Tuesday, November 6, 2007
Edwidge Danticat is a brilliant storyteller who has written a number of my favorite books, including Breath, Eyes, Memory, and Krik? Krak! But I will say none are more important than her latest work, Brother, I'm Dying. Brother was recently named a finalist for the National Book Award, and Danticat spoke to the South Florida Sun-Sentinel about the nomination and her experience writing the book.
Brother follows Danticat's upbringing in both Haiti and America, and deals with the deaths of Danticat's two fathers: her father's brother, who raised Edwidge in Haiti; and her real father, who came to the U.S. when Edwidge was a young girl in search of work.
The harrowing part of this memoir that will make you remember it forever:

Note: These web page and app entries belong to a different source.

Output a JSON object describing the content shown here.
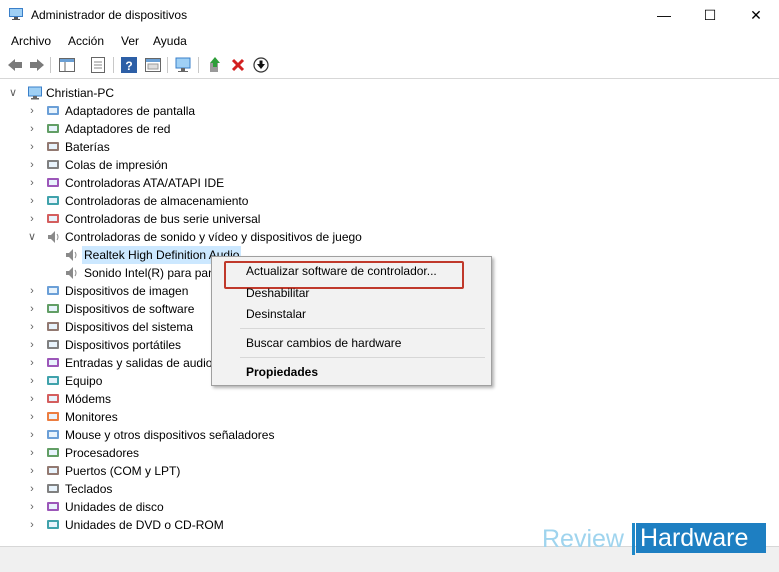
{
  "window": {
    "title": "Administrador de dispositivos"
  },
  "menu": [
    "Archivo",
    "Acción",
    "Ver",
    "Ayuda"
  ],
  "tree": {
    "root": "Christian-PC",
    "categories": [
      "Adaptadores de pantalla",
      "Adaptadores de red",
      "Baterías",
      "Colas de impresión",
      "Controladoras ATA/ATAPI IDE",
      "Controladoras de almacenamiento",
      "Controladoras de bus serie universal",
      "Controladoras de sonido y vídeo y dispositivos de juego",
      "Dispositivos de imagen",
      "Dispositivos de software",
      "Dispositivos del sistema",
      "Dispositivos portátiles",
      "Entradas y salidas de audio",
      "Equipo",
      "Módems",
      "Monitores",
      "Mouse y otros dispositivos señaladores",
      "Procesadores",
      "Puertos (COM y LPT)",
      "Teclados",
      "Unidades de disco",
      "Unidades de DVD o CD-ROM"
    ],
    "sound_children": [
      "Realtek High Definition Audio",
      "Sonido Intel(R) para pan"
    ]
  },
  "context_menu": {
    "update": "Actualizar software de controlador...",
    "disable": "Deshabilitar",
    "uninstall": "Desinstalar",
    "scan": "Buscar cambios de hardware",
    "properties": "Propiedades"
  },
  "watermark": {
    "review": "Review",
    "hardware": "Hardware"
  },
  "colors": {
    "selection": "#cce8ff",
    "highlight_box": "#c0392b",
    "brand_blue": "#1e7fc2"
  }
}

In 2004, Danticat's uncle came to the U.S. to visit as he had numerous times before. However, on his last visit, he was without his visa and papers; they perished in the flames that engulfed his Port Au Prince neighborhood after a clash between U.N. Peacekeeping Forces and local gangs. Because he came to Miami without proper documentation, Danticat's 82 year old uncle was sent to Krome, a maximum security immigration detention center. There, he was denied access to medications he took regularly for health problems, and he was mistreated and poorly fed. Danticat was told that she could not visit her uncle, not knowing that his health was deteriorating rapidly. Less than a week after he arrived at Krome, Edwidge's beloved uncle, who had survived cancer and political instability in Haiti, was dead.
The cruelty that immigrants often face in America occurs all the time but rarely is it vocalized and given a name. Through her brilliant writing, Danticat lays claim to it; its ugliness, its racism, its brutality. I congratulate Danticat on the nomination and wish her the best.
If we don't tell our stories, no one else will.